**PROBLEM TO WORK ON:** Extract every record, exactly as written, and ignore the pictures.
■ ■ ■ ■
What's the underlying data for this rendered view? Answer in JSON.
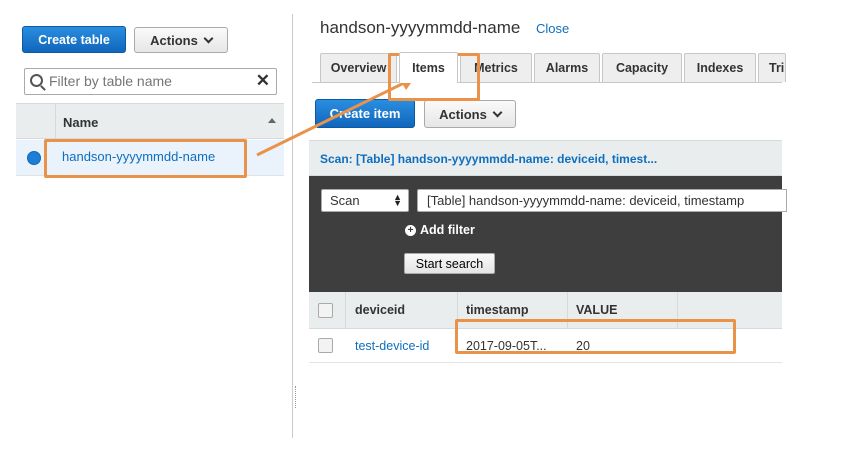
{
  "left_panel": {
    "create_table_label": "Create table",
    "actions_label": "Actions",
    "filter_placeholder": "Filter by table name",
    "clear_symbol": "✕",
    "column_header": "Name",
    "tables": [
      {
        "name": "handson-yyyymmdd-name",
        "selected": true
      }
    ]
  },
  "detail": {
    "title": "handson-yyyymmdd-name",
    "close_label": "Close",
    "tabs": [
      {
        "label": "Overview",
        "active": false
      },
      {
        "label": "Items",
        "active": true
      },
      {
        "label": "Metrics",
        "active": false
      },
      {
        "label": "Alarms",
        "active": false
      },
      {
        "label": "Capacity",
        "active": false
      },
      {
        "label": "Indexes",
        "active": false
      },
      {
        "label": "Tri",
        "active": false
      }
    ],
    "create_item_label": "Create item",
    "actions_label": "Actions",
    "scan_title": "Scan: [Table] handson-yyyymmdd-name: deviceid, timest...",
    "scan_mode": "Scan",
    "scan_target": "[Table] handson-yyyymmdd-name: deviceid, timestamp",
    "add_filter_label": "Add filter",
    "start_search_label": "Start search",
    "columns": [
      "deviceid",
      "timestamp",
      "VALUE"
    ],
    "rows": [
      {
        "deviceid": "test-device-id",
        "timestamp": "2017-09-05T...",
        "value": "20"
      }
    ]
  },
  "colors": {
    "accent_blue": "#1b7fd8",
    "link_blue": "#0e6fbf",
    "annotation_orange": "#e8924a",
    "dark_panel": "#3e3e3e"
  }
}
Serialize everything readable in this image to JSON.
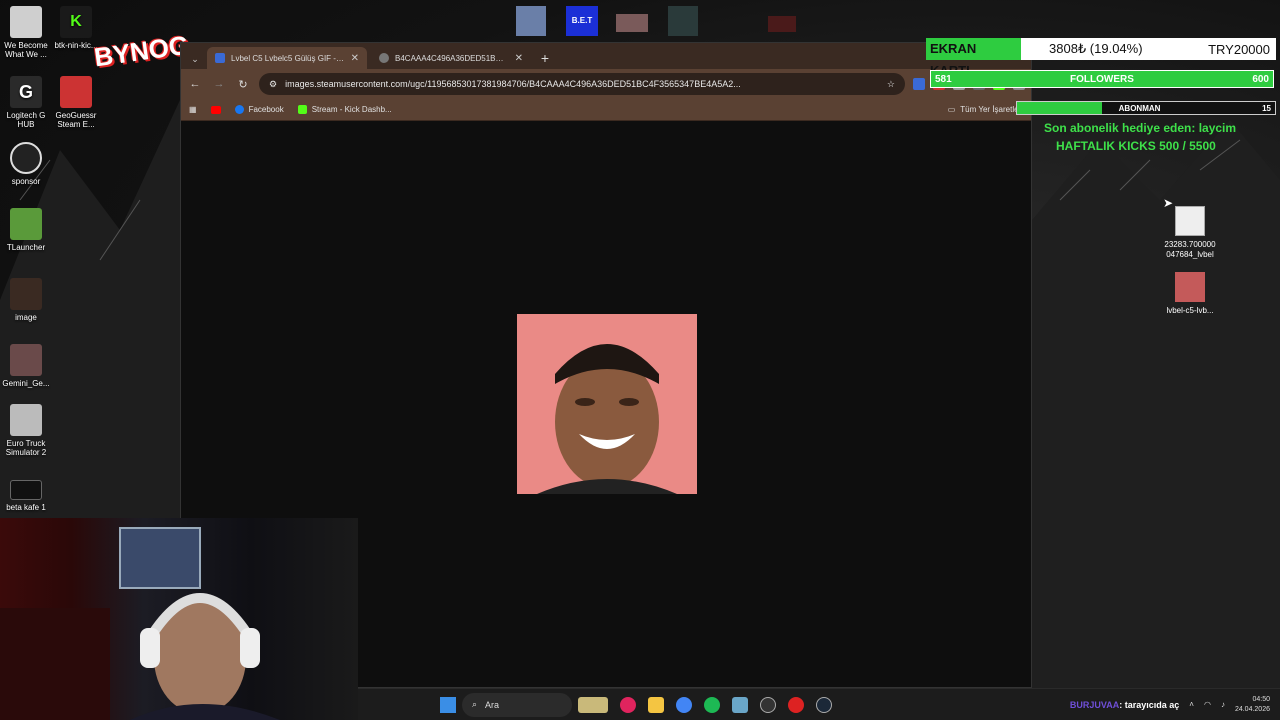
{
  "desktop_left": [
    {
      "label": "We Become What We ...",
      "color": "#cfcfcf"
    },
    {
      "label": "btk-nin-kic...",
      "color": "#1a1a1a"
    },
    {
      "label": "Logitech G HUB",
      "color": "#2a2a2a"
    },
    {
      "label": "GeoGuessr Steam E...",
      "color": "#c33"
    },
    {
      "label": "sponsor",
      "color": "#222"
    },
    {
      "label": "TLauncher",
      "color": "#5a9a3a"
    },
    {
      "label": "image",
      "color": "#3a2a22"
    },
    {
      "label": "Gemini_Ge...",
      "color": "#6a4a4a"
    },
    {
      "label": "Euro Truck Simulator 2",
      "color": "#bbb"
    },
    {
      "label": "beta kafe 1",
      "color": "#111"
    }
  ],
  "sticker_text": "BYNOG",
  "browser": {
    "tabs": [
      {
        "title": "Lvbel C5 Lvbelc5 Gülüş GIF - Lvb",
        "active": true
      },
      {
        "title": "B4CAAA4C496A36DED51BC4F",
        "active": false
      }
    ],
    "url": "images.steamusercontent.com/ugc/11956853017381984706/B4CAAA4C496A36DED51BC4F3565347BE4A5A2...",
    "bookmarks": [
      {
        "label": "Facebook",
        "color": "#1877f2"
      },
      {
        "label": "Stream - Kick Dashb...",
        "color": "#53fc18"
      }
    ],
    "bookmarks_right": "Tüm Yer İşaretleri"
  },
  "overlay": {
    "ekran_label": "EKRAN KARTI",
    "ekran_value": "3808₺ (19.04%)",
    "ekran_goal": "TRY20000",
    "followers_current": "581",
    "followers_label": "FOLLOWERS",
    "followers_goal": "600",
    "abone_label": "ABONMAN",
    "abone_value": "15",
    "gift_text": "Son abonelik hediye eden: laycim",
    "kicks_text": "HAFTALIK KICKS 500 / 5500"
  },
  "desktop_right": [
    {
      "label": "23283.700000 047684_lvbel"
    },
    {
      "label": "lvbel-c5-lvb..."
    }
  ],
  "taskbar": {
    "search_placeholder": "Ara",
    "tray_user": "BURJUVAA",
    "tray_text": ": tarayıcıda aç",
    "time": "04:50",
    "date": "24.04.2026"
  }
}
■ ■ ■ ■
**COMPLETED EXERCISE:**
What's the underlying data for this rendered view? Answer in JSON.
{
  "left_panel": {
    "create_table_label": "Create table",
    "actions_label": "Actions",
    "filter_placeholder": "Filter by table name",
    "clear_symbol": "✕",
    "column_header": "Name",
    "tables": [
      {
        "name": "handson-yyyymmdd-name",
        "selected": true
      }
    ]
  },
  "detail": {
    "title": "handson-yyyymmdd-name",
    "close_label": "Close",
    "tabs": [
      {
        "label": "Overview",
        "active": false
      },
      {
        "label": "Items",
        "active": true
      },
      {
        "label": "Metrics",
        "active": false
      },
      {
        "label": "Alarms",
        "active": false
      },
      {
        "label": "Capacity",
        "active": false
      },
      {
        "label": "Indexes",
        "active": false
      },
      {
        "label": "Tri",
        "active": false
      }
    ],
    "create_item_label": "Create item",
    "actions_label": "Actions",
    "scan_title": "Scan: [Table] handson-yyyymmdd-name: deviceid, timest...",
    "scan_mode": "Scan",
    "scan_target": "[Table] handson-yyyymmdd-name: deviceid, timestamp",
    "add_filter_label": "Add filter",
    "start_search_label": "Start search",
    "columns": [
      "deviceid",
      "timestamp",
      "VALUE"
    ],
    "rows": [
      {
        "deviceid": "test-device-id",
        "timestamp": "2017-09-05T...",
        "value": "20"
      }
    ]
  },
  "colors": {
    "accent_blue": "#1b7fd8",
    "link_blue": "#0e6fbf",
    "annotation_orange": "#e8924a",
    "dark_panel": "#3e3e3e"
  }
}
Serialize everything readable in this image to JSON.
{
  "desktop_left": [
    {
      "label": "We Become What We ...",
      "color": "#cfcfcf"
    },
    {
      "label": "btk-nin-kic...",
      "color": "#1a1a1a"
    },
    {
      "label": "Logitech G HUB",
      "color": "#2a2a2a"
    },
    {
      "label": "GeoGuessr Steam E...",
      "color": "#c33"
    },
    {
      "label": "sponsor",
      "color": "#222"
    },
    {
      "label": "TLauncher",
      "color": "#5a9a3a"
    },
    {
      "label": "image",
      "color": "#3a2a22"
    },
    {
      "label": "Gemini_Ge...",
      "color": "#6a4a4a"
    },
    {
      "label": "Euro Truck Simulator 2",
      "color": "#bbb"
    },
    {
      "label": "beta kafe 1",
      "color": "#111"
    }
  ],
  "sticker_text": "BYNOG",
  "browser": {
    "tabs": [
      {
        "title": "Lvbel C5 Lvbelc5 Gülüş GIF - Lvb",
        "active": true
      },
      {
        "title": "B4CAAA4C496A36DED51BC4F",
        "active": false
      }
    ],
    "url": "images.steamusercontent.com/ugc/11956853017381984706/B4CAAA4C496A36DED51BC4F3565347BE4A5A2...",
    "bookmarks": [
      {
        "label": "Facebook",
        "color": "#1877f2"
      },
      {
        "label": "Stream - Kick Dashb...",
        "color": "#53fc18"
      }
    ],
    "bookmarks_right": "Tüm Yer İşaretleri"
  },
  "overlay": {
    "ekran_label": "EKRAN KARTI",
    "ekran_value": "3808₺ (19.04%)",
    "ekran_goal": "TRY20000",
    "followers_current": "581",
    "followers_label": "FOLLOWERS",
    "followers_goal": "600",
    "abone_label": "ABONMAN",
    "abone_value": "15",
    "gift_text": "Son abonelik hediye eden: laycim",
    "kicks_text": "HAFTALIK KICKS 500 / 5500"
  },
  "desktop_right": [
    {
      "label": "23283.700000 047684_lvbel"
    },
    {
      "label": "lvbel-c5-lvb..."
    }
  ],
  "taskbar": {
    "search_placeholder": "Ara",
    "tray_user": "BURJUVAA",
    "tray_text": ": tarayıcıda aç",
    "time": "04:50",
    "date": "24.04.2026"
  }
}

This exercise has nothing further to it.